**Supplied information**:

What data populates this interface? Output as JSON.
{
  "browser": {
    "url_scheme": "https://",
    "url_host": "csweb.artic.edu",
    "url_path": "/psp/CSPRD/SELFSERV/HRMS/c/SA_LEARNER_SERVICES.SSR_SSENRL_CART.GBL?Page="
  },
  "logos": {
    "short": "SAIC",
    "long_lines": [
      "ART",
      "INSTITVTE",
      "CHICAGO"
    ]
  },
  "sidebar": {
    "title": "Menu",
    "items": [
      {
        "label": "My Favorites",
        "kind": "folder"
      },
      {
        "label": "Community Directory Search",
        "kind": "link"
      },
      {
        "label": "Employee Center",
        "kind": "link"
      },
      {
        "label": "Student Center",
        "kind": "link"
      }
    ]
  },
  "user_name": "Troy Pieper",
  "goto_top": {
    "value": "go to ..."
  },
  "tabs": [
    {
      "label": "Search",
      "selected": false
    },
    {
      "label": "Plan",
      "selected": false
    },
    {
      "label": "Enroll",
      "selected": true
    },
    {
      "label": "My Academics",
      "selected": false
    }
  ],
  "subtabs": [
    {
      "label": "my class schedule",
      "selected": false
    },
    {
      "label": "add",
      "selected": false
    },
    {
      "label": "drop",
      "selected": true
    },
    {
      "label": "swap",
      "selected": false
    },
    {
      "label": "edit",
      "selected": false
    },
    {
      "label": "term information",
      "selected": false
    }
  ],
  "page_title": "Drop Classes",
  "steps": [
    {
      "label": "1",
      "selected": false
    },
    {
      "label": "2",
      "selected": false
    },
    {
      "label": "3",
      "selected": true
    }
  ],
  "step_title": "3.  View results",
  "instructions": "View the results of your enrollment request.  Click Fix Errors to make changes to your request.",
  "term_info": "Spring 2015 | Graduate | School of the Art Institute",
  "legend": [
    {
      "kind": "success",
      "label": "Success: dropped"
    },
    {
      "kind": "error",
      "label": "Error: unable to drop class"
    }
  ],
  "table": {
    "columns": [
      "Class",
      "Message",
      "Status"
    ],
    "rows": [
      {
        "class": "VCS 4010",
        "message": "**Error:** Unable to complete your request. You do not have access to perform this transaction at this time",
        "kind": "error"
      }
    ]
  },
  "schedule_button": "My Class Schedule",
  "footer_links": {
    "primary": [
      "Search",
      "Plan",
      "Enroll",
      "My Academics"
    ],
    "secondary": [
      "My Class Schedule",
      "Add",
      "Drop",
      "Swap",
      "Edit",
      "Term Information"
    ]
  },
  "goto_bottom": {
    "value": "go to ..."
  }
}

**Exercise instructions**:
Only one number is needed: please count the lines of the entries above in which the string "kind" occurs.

**Solution for this exercise**:
7